Having successful and productive business relationships depends on excellent communication. The CEO in particular should have world-class communication skills. The three main types of communication the CEO must master are verbal, nonverbal, and written. Verbal and nonverbal communications are flip sides of the same coin, which means that learning how to speak effectively means also learning how to master nonverbal communication. Here are some thoughts on how a CEO can make the most of his or her speaking skills.
Mastering verbal communication isn’t just optional for the exceptional leader.
The Components of Verbal Communication
Verbal communication is, of course, using words to communicate information. But don’t think of speaking as the sole ingredient of verbal communication. Listening is equally as important. In a one-on-one conversation, listening helps the speaker know where to go next in the conversation and is a major component of emotional intelligence. In a group or audience situation, “listening” may involve more reading body language and facial expressions than listening to words, but it’s just as important in order to be confident the message is getting through to people.

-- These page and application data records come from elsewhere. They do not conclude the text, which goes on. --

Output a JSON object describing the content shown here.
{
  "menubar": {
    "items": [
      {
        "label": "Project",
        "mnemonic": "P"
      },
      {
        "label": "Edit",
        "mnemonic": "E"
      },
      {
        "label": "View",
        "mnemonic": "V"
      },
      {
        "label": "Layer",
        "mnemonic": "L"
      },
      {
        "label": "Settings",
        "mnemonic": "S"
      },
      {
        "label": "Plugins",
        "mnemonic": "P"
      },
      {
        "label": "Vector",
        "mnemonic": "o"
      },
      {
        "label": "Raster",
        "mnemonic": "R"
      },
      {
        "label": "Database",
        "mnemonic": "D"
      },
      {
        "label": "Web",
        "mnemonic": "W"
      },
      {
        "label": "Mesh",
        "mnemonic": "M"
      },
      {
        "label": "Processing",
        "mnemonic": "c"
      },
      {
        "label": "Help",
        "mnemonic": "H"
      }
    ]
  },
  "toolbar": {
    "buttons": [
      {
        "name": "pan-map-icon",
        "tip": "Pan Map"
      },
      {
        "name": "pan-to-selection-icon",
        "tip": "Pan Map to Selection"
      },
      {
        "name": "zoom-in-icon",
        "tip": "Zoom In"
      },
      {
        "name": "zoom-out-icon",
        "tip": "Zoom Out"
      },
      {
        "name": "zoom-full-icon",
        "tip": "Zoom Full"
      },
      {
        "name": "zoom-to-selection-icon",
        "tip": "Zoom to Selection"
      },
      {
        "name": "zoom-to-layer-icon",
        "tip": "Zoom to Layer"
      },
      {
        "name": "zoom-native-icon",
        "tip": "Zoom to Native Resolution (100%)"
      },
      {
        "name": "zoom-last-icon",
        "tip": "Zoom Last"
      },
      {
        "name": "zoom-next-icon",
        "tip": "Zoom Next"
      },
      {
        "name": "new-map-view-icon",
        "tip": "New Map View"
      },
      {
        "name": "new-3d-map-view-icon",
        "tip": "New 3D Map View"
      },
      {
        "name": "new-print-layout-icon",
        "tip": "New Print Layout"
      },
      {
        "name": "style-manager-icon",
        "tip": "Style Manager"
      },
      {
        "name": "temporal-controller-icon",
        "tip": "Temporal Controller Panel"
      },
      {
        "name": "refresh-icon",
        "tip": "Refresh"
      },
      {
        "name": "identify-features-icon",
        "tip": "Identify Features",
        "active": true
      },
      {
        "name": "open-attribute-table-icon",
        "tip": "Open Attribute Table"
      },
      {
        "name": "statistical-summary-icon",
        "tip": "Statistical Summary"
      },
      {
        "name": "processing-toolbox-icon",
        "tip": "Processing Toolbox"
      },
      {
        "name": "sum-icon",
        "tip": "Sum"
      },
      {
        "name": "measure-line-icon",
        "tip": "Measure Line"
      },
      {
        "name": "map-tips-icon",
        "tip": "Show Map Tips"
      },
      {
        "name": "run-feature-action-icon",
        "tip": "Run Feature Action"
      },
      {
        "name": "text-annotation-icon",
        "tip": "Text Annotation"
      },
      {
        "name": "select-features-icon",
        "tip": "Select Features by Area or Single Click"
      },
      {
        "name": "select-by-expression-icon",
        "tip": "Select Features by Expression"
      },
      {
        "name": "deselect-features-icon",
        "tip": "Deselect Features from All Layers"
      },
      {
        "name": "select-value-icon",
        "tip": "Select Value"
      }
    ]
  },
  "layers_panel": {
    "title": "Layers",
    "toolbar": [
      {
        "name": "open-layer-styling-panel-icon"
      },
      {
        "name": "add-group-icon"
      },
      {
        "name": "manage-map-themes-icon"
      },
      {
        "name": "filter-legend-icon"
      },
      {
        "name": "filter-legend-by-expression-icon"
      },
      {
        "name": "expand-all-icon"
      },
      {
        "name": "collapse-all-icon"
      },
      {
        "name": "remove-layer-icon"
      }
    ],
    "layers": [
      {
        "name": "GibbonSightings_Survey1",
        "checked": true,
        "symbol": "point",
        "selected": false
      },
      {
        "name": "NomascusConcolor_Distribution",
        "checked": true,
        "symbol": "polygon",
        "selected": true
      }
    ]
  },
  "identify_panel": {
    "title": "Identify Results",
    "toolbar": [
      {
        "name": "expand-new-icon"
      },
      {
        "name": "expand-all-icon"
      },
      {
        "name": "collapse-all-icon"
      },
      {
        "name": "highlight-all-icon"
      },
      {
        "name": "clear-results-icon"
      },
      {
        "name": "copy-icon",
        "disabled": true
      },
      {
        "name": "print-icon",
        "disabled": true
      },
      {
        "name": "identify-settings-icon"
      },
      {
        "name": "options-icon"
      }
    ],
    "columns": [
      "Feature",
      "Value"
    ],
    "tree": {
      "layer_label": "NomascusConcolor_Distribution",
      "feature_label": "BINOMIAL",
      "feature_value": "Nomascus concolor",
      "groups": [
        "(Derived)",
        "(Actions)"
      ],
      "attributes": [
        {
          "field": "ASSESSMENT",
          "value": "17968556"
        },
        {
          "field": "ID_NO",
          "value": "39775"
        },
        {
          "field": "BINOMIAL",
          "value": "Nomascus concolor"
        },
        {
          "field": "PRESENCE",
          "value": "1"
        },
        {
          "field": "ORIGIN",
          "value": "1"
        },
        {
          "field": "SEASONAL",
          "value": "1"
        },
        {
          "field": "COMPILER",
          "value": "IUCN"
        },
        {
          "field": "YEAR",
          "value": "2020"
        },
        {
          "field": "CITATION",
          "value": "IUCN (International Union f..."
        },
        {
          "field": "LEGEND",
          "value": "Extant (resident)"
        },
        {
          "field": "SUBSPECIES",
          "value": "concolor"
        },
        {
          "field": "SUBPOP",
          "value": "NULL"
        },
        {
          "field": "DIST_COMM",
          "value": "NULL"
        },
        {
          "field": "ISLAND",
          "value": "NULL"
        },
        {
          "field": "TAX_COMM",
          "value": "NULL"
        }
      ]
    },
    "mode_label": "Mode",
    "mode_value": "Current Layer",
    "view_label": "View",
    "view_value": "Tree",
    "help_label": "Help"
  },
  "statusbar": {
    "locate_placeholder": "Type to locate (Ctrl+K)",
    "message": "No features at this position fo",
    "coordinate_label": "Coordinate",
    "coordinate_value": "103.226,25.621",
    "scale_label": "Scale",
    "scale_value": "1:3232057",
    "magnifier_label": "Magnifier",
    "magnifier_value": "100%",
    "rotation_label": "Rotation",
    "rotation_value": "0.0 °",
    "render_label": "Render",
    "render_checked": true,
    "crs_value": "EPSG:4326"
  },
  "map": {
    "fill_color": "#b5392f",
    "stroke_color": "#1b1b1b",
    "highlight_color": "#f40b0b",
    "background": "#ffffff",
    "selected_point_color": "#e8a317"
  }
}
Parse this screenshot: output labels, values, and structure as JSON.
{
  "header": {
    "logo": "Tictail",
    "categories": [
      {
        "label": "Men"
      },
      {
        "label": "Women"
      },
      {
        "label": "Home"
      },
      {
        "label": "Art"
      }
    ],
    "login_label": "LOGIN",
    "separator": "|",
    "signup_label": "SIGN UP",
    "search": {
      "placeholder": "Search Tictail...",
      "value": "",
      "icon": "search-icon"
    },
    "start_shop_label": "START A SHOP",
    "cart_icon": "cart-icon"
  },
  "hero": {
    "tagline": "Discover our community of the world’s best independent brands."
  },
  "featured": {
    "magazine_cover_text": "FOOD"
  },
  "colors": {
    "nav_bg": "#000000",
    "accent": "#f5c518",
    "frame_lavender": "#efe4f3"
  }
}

Nonverbal Communication is Equally as Important
Being able to speak clearly and logically is essential, but so is mastering nonverbal communication. Nonverbal communication includes the use and interpretation of gestures, posture, facial expressions, and other forms of body language. Your body language is tremendously powerful in setting the tone for a conversation, either reinforcing or undermining your message. If your nonverbal cues aren’t in harmony with the words you’re speaking, people will wonder what is wrong, or simply tune out your message.
Reading Builds Vocabulary and Improves Verbal Communication
Great communicators are avid readers. Whether you consume work-related texts, journals, news publications, novels, biography, or any other type of written work, reading increases your vocabulary and exposes you to new ways of expressing concepts. Reading good work helps you attune to cadences and rhythms that you can use in speech to reinforce what you’re saying, and it can prevent you from relying too heavily on phrases and buzzwords that eventually lose their power. If you want to speak better, read more.
Learn How to Keep Filler Words to a Minimum
Brief silent pauses aren’t something you should fear.
Everyone is guilty of using filler words like “um,” when speaking, and if we eliminated them entirely, we would probably sound like robots. Usually we use fillers when we’re looking for the exact right word or are formulating our thoughts into words. Many people use them to indicate they’re about to speak. To avoid overusing filler words, first of all, don’t worry about it too much. To some extent, filler words are a natural part of speech. Pause and think before speaking, and learn to be comfortable with small intervals of silence to reduce the use of filler words.
It’s OK to Have “Scripts” for Small Talk
The art of small talk is harder to master than many people realize, yet the CEO may find himself or herself in countless situations where it is appropriate. It’s OK to have informal mental “scripts” to help with small talk. One mnemonic people use is FORD: family, occupation, recreation, and dreams – four topics almost everyone responds well to. Having a couple of questions ready in each of these categories and knowing which is most appropriate to the situation is an excellent way to improve your small talk skills.
Understand the Power of Stories
Storytelling is a feature of every culture, yet analysis was long considered the most important form of making a case for something. Research has shown, however, that narrative ultimately cannot be suppressed, and that it can be an enormous factor in leadership. Ronald Reagan and Bill Clinton were both masters of the art of the narrative, for example. Stories activate our brains, helping us see patterns and draw conclusions, and they are the key to making analysis meaningful. Master storytelling, and you master a critical ingredient in great leadership. Speaking is far more than using our mouths to form words. It changes minds, calls people to action, and strengthens bonds, and it is an essential part of the CEO’s skills repertoire. Speaking and other aspects of verbal communication can be improved upon like any other skill, and the effort invested in doing so is paid back multiple times over. Outstanding leadership and outstanding communications are committed partners in success.